Quality is also very important and at 2400dpi the resolution should be superb. I found text to be great at point sizes 8 and above, but below this, not as crisp as some cheaper laser printers. When printing business graphics and photos the 8860 shone. Smooth gradations, very colour accurate, punchy graphics, all the traits of a high class printer. Now we get to the exciting part, and where the 8860 really stands out from the crowd. This printer uses a solid ink technology, instead of normal laser toner. It uses wax type blocks that you drop into the top of the printer, so loading it is very clean and easy. It then heats the wax and melts it onto the page. Two minor problems with this are the smell, which is not that nice, plus you cannot overprint your printouts on a standard laser or laminate them. If you try this, the print will smear into a gooey mess. That aside, the quality is outstanding. The print is laid onto the page in such a way that you get a slightly raised feel to it. When printing large areas of solid colour or photos this also shows off the finish which has a nice gloss look to it. So the 8860 delivers again, with awesome quality printouts.

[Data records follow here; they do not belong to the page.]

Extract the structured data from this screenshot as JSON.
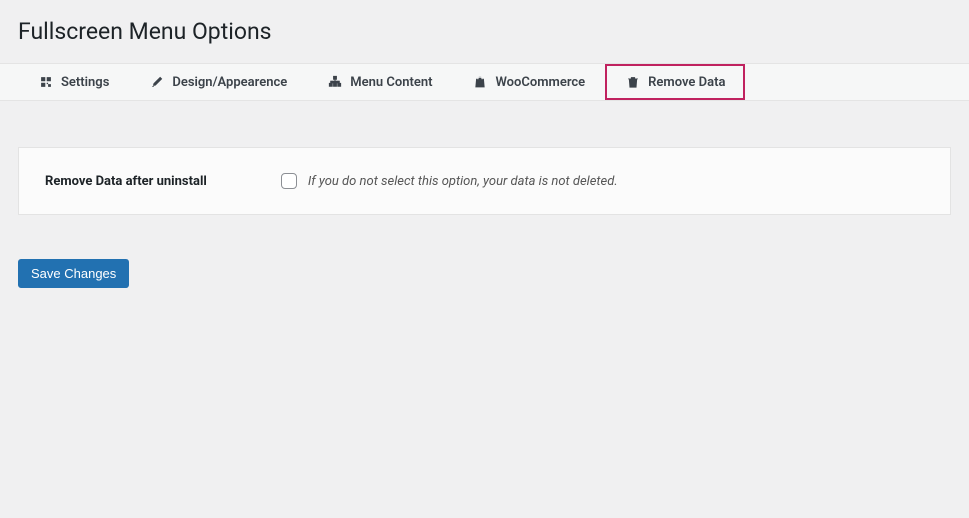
{
  "page": {
    "title": "Fullscreen Menu Options"
  },
  "tabs": [
    {
      "label": "Settings",
      "icon": "settings"
    },
    {
      "label": "Design/Appearence",
      "icon": "brush"
    },
    {
      "label": "Menu Content",
      "icon": "sitemap"
    },
    {
      "label": "WooCommerce",
      "icon": "bag"
    },
    {
      "label": "Remove Data",
      "icon": "trash",
      "active": true
    }
  ],
  "form": {
    "remove_data": {
      "label": "Remove Data after uninstall",
      "hint": "If you do not select this option, your data is not deleted.",
      "checked": false
    },
    "save_label": "Save Changes"
  }
}
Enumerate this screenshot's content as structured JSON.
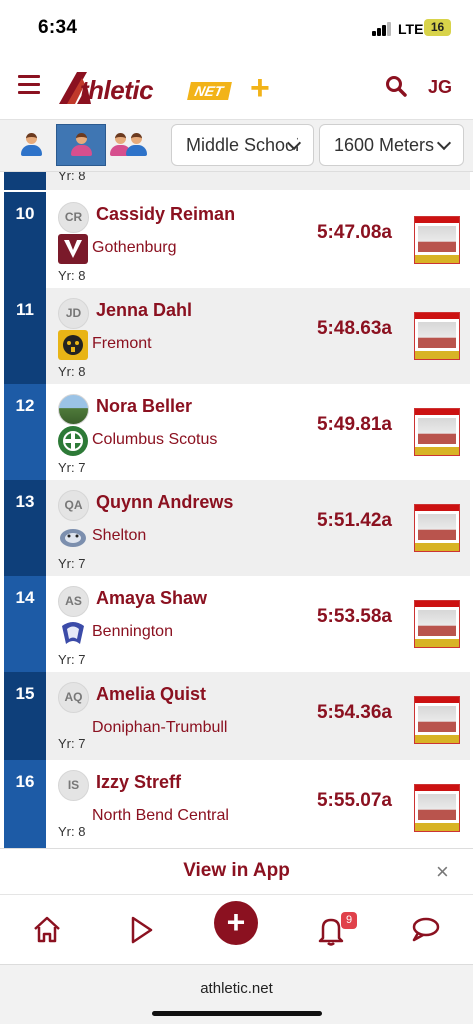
{
  "status_bar": {
    "time": "6:34",
    "network": "LTE",
    "battery": "16"
  },
  "header": {
    "logo_text": "thletic",
    "logo_net": "NET",
    "logo_plus": "+",
    "user_initials": "JG"
  },
  "filters": {
    "level": "Middle School",
    "event": "1600 Meters"
  },
  "partial_row": {
    "year": "Yr: 8"
  },
  "results": [
    {
      "rank": "10",
      "initials": "CR",
      "name": "Cassidy Reiman",
      "team": "Gothenburg",
      "year": "Yr: 8",
      "mark": "5:47.08a",
      "team_logo_color": "#7a1a2a"
    },
    {
      "rank": "11",
      "initials": "JD",
      "name": "Jenna Dahl",
      "team": "Fremont",
      "year": "Yr: 8",
      "mark": "5:48.63a",
      "team_logo_color": "#e8b416"
    },
    {
      "rank": "12",
      "initials": "",
      "name": "Nora Beller",
      "team": "Columbus Scotus",
      "year": "Yr: 7",
      "mark": "5:49.81a",
      "team_logo_color": "#2d7a37"
    },
    {
      "rank": "13",
      "initials": "QA",
      "name": "Quynn Andrews",
      "team": "Shelton",
      "year": "Yr: 7",
      "mark": "5:51.42a",
      "team_logo_color": "#7c8fae"
    },
    {
      "rank": "14",
      "initials": "AS",
      "name": "Amaya Shaw",
      "team": "Bennington",
      "year": "Yr: 7",
      "mark": "5:53.58a",
      "team_logo_color": "#3b4ba8"
    },
    {
      "rank": "15",
      "initials": "AQ",
      "name": "Amelia Quist",
      "team": "Doniphan-Trumbull",
      "year": "Yr: 7",
      "mark": "5:54.36a",
      "team_logo_color": ""
    },
    {
      "rank": "16",
      "initials": "IS",
      "name": "Izzy Streff",
      "team": "North Bend Central",
      "year": "Yr: 8",
      "mark": "5:55.07a",
      "team_logo_color": ""
    }
  ],
  "app_banner": {
    "text": "View in App",
    "close": "×"
  },
  "bottom_nav": {
    "notification_count": "9"
  },
  "url_bar": {
    "url": "athletic.net"
  }
}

The Phaser 8860 offers true Adobe Postscript 3, Mac and PC compatibility, speed, cheap running costs and quality prints. I would not recommend it for the home market, due to the smell, but then it is not aimed at this sector. For small to large office based companies, or graphic design pros, the 8860 really is worth the money. You will be amazed at the consistently good prints, and that raised effect that jumps off the page at you, has to be seen to be believed. This is a lot of money to invest, but well worth it.